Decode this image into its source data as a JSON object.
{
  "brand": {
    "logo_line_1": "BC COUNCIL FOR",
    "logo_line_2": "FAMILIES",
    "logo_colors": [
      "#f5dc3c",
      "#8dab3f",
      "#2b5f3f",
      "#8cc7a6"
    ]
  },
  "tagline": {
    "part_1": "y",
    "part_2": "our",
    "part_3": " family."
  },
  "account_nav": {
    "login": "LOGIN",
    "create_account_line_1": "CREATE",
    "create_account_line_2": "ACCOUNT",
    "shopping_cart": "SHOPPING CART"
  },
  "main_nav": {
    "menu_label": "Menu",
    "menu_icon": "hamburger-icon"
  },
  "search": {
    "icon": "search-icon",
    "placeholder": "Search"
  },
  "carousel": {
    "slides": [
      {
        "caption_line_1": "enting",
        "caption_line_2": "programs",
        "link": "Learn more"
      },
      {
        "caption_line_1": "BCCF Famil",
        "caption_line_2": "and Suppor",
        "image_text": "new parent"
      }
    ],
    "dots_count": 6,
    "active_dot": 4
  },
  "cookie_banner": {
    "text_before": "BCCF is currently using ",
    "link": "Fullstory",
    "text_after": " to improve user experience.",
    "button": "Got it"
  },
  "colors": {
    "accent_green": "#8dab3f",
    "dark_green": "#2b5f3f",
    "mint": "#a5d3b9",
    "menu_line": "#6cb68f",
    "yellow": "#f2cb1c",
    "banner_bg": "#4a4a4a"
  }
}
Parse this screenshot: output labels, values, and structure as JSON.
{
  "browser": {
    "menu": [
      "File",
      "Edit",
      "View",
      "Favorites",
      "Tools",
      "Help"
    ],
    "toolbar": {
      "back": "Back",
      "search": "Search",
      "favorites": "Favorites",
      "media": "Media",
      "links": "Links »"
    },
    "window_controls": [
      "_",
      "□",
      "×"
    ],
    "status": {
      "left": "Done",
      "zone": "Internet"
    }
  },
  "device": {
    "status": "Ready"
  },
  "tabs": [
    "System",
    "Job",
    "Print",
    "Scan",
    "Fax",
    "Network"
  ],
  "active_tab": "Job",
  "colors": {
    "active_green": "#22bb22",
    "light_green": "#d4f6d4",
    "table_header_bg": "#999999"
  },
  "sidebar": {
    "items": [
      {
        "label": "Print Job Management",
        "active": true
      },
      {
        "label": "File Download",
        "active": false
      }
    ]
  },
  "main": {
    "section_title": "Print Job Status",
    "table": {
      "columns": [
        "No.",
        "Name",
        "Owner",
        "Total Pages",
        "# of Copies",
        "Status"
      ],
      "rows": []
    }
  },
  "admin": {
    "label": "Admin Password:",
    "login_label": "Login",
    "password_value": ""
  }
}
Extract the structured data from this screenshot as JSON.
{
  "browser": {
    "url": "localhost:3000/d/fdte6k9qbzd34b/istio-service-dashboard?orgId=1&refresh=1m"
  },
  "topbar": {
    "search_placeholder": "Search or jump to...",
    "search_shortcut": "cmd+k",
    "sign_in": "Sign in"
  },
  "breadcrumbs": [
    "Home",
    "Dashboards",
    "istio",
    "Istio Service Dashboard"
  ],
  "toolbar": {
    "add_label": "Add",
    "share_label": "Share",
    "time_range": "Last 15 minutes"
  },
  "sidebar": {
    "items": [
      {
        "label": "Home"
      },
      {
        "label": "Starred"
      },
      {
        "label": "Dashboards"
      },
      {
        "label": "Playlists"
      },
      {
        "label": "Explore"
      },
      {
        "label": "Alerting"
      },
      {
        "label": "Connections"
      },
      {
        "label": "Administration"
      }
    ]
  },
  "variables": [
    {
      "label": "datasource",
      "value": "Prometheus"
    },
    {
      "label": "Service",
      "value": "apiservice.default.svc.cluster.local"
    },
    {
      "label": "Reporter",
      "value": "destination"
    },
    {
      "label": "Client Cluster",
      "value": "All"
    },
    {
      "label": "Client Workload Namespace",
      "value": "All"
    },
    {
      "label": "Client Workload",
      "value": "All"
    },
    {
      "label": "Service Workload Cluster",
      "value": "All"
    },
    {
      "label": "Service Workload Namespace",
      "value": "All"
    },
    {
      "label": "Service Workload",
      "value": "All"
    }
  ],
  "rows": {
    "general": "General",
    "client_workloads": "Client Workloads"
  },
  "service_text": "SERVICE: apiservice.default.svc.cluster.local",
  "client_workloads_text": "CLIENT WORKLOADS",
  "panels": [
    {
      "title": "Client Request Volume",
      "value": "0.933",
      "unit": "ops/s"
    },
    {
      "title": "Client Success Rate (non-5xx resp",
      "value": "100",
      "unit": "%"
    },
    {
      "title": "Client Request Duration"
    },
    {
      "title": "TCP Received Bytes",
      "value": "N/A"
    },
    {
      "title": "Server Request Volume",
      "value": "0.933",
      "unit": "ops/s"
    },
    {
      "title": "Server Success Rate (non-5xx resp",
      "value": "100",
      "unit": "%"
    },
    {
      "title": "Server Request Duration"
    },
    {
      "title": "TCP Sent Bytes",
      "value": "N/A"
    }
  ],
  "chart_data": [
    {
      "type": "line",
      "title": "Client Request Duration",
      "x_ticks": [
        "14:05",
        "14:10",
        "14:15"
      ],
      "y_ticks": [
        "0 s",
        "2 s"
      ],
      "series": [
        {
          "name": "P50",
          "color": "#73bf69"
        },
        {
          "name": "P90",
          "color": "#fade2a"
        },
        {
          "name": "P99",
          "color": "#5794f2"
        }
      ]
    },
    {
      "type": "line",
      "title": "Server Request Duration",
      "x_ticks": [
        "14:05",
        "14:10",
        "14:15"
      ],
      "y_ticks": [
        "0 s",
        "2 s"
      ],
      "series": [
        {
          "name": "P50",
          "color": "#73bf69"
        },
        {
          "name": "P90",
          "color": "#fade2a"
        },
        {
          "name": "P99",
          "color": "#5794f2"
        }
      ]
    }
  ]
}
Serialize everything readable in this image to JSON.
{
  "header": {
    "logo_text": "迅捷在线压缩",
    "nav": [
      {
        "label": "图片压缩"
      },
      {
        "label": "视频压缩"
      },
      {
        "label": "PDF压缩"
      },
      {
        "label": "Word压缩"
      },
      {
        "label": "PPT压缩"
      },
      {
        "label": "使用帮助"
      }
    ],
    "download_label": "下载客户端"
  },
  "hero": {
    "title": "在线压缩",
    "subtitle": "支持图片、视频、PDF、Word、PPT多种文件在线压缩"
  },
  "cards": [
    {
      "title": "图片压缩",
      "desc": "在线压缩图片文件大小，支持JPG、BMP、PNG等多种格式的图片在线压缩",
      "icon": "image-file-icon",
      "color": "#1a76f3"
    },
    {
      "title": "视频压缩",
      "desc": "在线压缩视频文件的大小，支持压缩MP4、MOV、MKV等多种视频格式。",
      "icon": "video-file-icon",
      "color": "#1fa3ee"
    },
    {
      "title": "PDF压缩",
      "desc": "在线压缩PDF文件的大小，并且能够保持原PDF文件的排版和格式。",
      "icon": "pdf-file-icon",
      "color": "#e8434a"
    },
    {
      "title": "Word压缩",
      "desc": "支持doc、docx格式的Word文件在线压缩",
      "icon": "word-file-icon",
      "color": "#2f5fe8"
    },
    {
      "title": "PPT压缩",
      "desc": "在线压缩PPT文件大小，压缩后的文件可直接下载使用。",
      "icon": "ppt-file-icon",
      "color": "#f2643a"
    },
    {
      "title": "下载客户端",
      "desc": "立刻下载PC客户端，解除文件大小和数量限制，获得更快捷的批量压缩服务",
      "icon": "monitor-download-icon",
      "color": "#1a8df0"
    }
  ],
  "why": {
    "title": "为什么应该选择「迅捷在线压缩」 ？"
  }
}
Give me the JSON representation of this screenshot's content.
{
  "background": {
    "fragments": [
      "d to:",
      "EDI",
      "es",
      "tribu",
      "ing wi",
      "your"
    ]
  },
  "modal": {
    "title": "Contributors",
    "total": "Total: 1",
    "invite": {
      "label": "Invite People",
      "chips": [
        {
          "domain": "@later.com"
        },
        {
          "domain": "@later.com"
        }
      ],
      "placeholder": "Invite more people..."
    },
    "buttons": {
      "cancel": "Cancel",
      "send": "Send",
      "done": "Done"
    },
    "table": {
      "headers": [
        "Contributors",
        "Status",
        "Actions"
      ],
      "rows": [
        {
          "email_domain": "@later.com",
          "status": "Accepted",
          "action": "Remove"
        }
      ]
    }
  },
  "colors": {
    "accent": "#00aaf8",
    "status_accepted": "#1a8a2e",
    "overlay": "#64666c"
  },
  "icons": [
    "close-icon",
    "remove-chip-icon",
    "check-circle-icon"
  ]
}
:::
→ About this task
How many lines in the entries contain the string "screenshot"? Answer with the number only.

→ Exercise result
3